Best Time to Visit: Summers can be brutal in west Texas, so if you do plan a summer visit to Guadalupe Mountains National Park, plan on early morning starts, afternoon breaks, and lots and lots of water! That being said, the ideal times of year to visit are fall and spring! Winter can be a good option as well, just keep an eye out for passing ice storms and snowfall that can affect this particular region more due to its higher elevation.
Additional Info on Visiting Guadalupe Mountains National Park
Leashed pets are permitted only in areas of the park that are accessible by vehicle (parking areas, campgrounds, picnic areas, etc.). Leashed pets are not allowed on any of the park trails, with the exception of the Pinery Nature Trail.
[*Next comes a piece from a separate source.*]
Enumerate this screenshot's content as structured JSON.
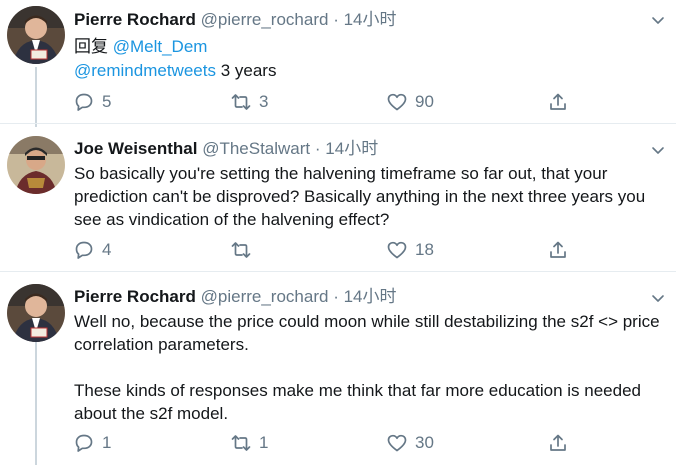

Be sure to fill up with gas, food, and other supplies before arriving at Guadalupe Mountains National Park. There are no other major facilities near the park. The closest facilities with gas and food are in Carlsbad, New Mexico, or Dell City, Texas.
Guadalupe Mountains National Park is a true vast wilderness. You may be one of only a few hikers on many of its trails. It is not the kind of place you want to find yourself lacking the necessary hiking gear you need, so make sure to arrive with all the hiking gear or backpacking gear you need for a safe and responsible trip! This includes a backpack, hiking shoes, breathable fabrics, a water transportation system and plenty of water, food and snacks, sun protection, a first aid kit, shelter, and other emergency and personal supplies.
Always, always, always bring plenty of water. These mountains have minimal water sources, and the sun can be brutally strong, even in the non-summer months.
Guadalupe Mountains National Park sits right on the timezone change, so be aware of how this might affect your travel plans coming and going.
Always check the National Park Alerts page before visiting the park. There may be helpful information about trail or road closures or weather-related incidents that can impact your visit. Also, upon arriving, visit the rangers at the visitors’ centers to inquire about conditions, especially if backcountry camping overnight or attempting to backcountry camp on Guadalupe Peak.
Because of its high altitude nature, the rangers can give you recommendations based on whether or not wind conditions, etc., are too dangerous to attempt an overnight camp and even provide alternative locations in the park.
I'm Kristen, the author and active traveler behind Yonderlust Ramblings! I am a full-time teacher, wife, cheese-aholic, grammar nerd, and active traveler! I teach others how to develop a mindset for active travel! From training resources to select active travel destinations, I can teach you how to have a different kind of vacation, an active travel vacation!